obscure (read: Greek) ranges of the characters available in a
particular font. This is what my menubar looks like:
You'll see the familiar GreekKeys Universal keyboard layout. For
Unicode, in this menu, you can see the successor of the Greekkeys
layout, Greekkeys Unicode, and an alternative input method, based on
Open International.. opens your system preferences, where you can add
additional keyboard options (Dansk? Makedonski?) to this menu.
Here are links to some keyboard
resources that you will need. Characters will look the same whichever
you choose! It's just a matter of where you like your theta or your
smooth breathing to live on your keyboard..
A plug for this layout: if you are the
touch-type type of typist, this is the way to go. The diacritics are
located where you don't have to stretch to get to them. EASY!
NOTE: these keyboard resources are offered free of charge for now, but
this may change. Get them now!
To add these .rsrc files to your system, use the Finder and deposit the
files in Macintosh HD: Library: Keyboard Layouts, as in this picture:
(There are other 'Library' directories, such as in your home directory,
but that prevents somebody else working on your computer from using
You can still use your old files. Just use good old Athenian and the
Greekkeys keyboard layout. BUT read the Greekkeys FAQ: There are
problems associated with trying to use your good old GreekKeys in the
brave new world of Mac OSX: http://socrates.berkeley.edu/~pinax/greekkeys/GreekKeysWord2004.html
What about my old files, and what about Beta code? Is there
still any use for it?
Try Christopher Blackwell's converter to go from Beta code to good old
For converting a TLG file or a beta code file to Unicode, use this
or Sean Redmond's site at: http://www.jiffycomp.com/smr/unicode/.
NOTE: Under the license
agreement of TLG, you are not allowed to start your own publishing
house of Greek texts by copying theirs wholesale. Is that clear?
For compatibility with Unicode, use the online version of TLG. We
have an institutional license, which you can also access from home: set up a proxy
server (this works under Mozilla and Netscape but not Safari). The
proxy will ask you for your CNetID and password when you log on, but
then you're in. No, I don't like the web interface as much as I like
Pandora, but this is what we have at the moment..
What about searching TLG?
(I am not aware of a converter that goes from GreekKeys to Unicode. You
could do this in two steps, though. First convert to betacode, then to
Remember that when you go to Perseus, you can set the display by
clicking on the Configure Display link. Read the Perseus browser

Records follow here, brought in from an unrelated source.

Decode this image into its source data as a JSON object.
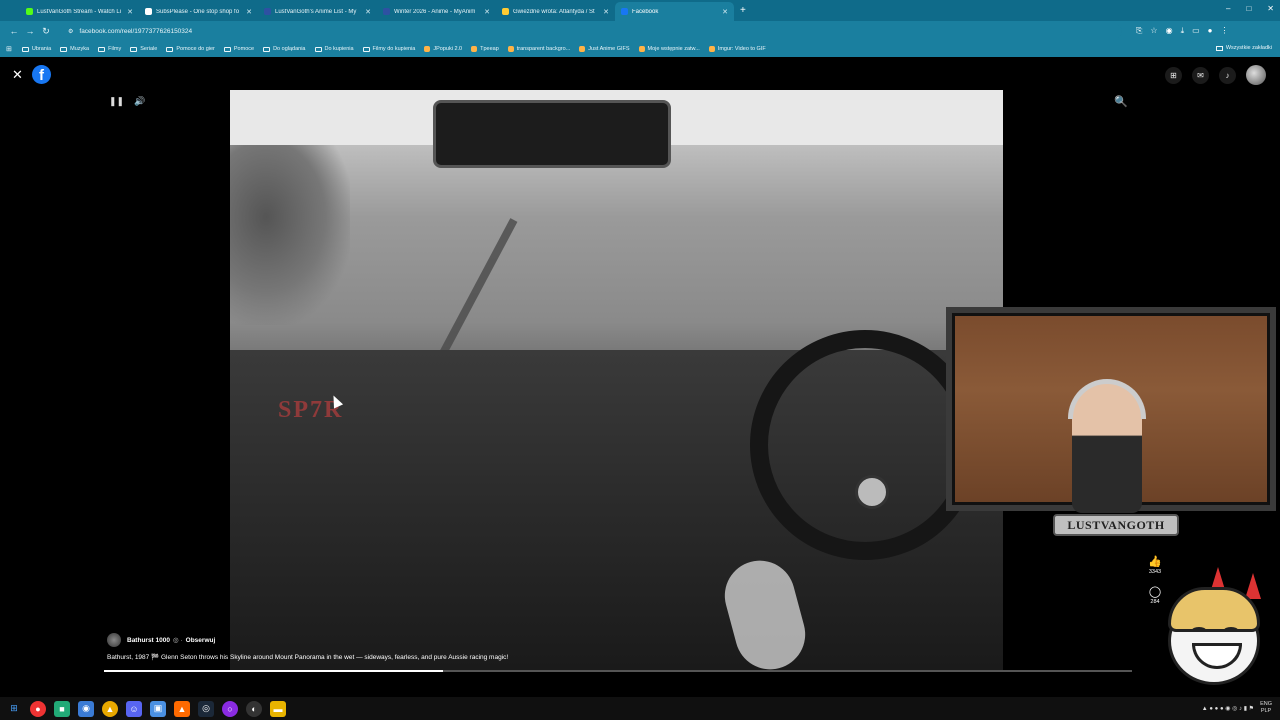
{
  "browser": {
    "tabs": [
      {
        "label": "LustVanGoth Stream - Watch Li",
        "color": "#53fc18",
        "active": false
      },
      {
        "label": "SubsPlease - One stop shop fo",
        "color": "#ffffff",
        "active": false
      },
      {
        "label": "LustVanGoth's Anime List - My",
        "color": "#2e51a2",
        "active": false
      },
      {
        "label": "Winter 2026 - Anime - MyAnim",
        "color": "#2e51a2",
        "active": false
      },
      {
        "label": "Gwiezdne wrota: Atlantyda / St",
        "color": "#ffcc33",
        "active": false
      },
      {
        "label": "Facebook",
        "color": "#1877f2",
        "active": true
      }
    ],
    "new_tab": "+",
    "window_controls": [
      "–",
      "□",
      "✕"
    ],
    "url": "facebook.com/reel/1977377626150324",
    "bookmarks": [
      "Ubrania",
      "Muzyka",
      "Filmy",
      "Seriale",
      "Pomoce do gier",
      "Pomoce",
      "Do oglądania",
      "Do kupienia",
      "Filmy do kupienia",
      "JPopuki 2.0",
      "Tpeeap",
      "transparent backgro...",
      "Just Anime GIFS",
      "Moje wstępnie zatw...",
      "Imgur: Video to GIF"
    ],
    "bookmarks_right": "Wszystkie zakładki"
  },
  "page": {
    "brand_letter": "f",
    "close_symbol": "✕",
    "pause_symbol": "❚❚",
    "volume_symbol": "🔊",
    "search_symbol": "🔍",
    "top_right_icons": [
      "grid-icon",
      "messenger-icon",
      "bell-icon"
    ],
    "video_overlay_text": "SP7R",
    "streamer_name": "LUSTVANGOTH",
    "likes": "3343",
    "comments": "284",
    "page_name": "Bathurst 1000",
    "follow_label": "Obserwuj",
    "caption": "Bathurst, 1987 🏁 Glenn Seton throws his Skyline around Mount Panorama in the wet — sideways, fearless, and pure Aussie racing magic!",
    "progress": 0.33
  },
  "taskbar": {
    "lang": "ENG",
    "lang2": "PLP"
  }
}
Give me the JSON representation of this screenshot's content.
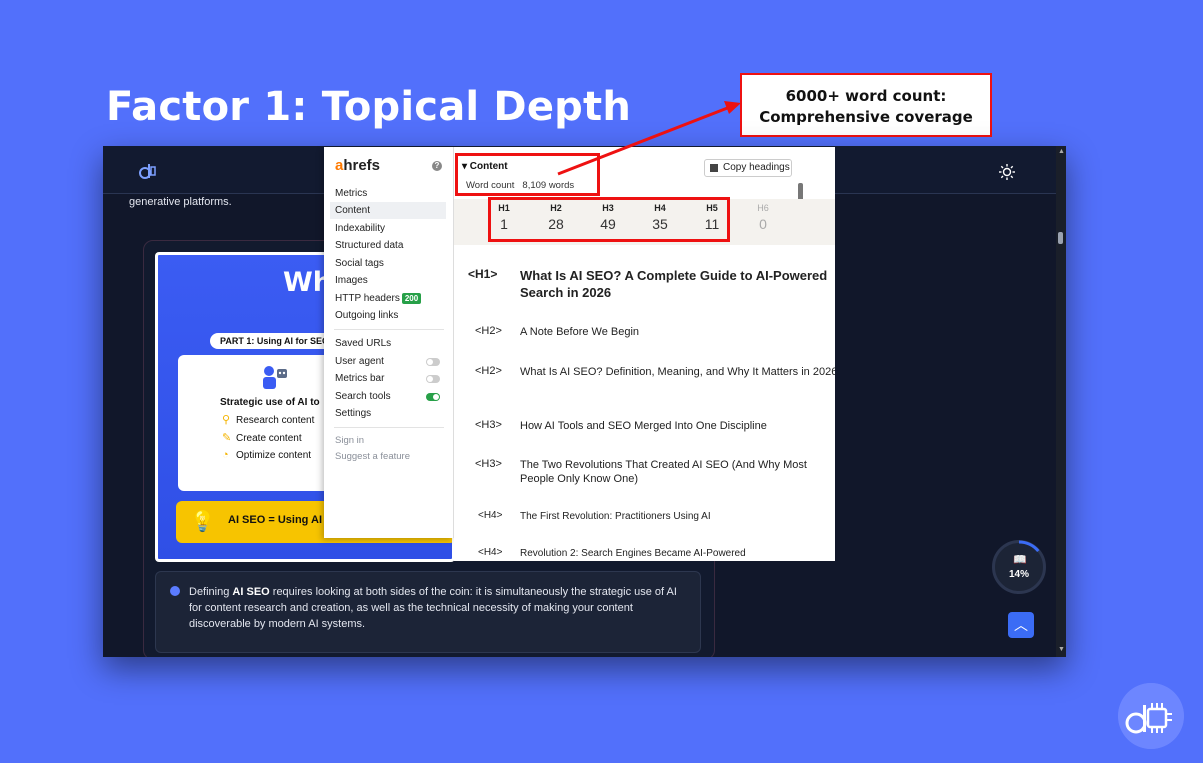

instructions. Most computers will now display Unicode with precombined
accents just fine. Avoid Explorer for Mac for now, but consult the
Perseus Text Help pages for uptodate advice on browsers.
Perseus links: the main site is http://www.perseus.tufts.edu.
Our local mirror is http://perseus.uchicago.edu.
We can't always exactly mirror, however, so try Tufts or Berlin in case
of problems. NOTE: If you go to a different mirror site, you need to
re-configure your display options!
Here's a snapshot of where you can find the Configure Display link:
You can experiment with the various fonts on offer. Check out the Greekkeys
FAQ page. See if you like New
Athena Unicode, or are happier with Lucida Grande, or any of
the other fonts out there on the net, but remember that if you are
writing a web page, your readers may not have access to an obscure font
that you happen to have downloaded at some point.
I don't like the way my new Greek font looks!
Well, if you are preparing anything for print publication (who would?
:-)) it may NOT be a good idea to switch over to Unicode yet. Consult
with your intended publisher to find out if they can handle Unicode
Is there something else I should know? (or: Saving the bad news
This page is not the final word. It is cobbled together from what I
have found out on the sites I have linked to here. There are many
fuller, better-informed pages out there: Patrick Rourke at Stoa: http://www.stoa.org/unicode/index.html
or Nick Nicholas's page at: http://www.tlg.uci.edu/~opoudjis/unicode/unicode.html
Finally, of course, the Greekkeys website which you can find at http://socrates.berkeley.edu/~pinax/greekkeys/GreekKeys.html
Please send me comments and suggestions!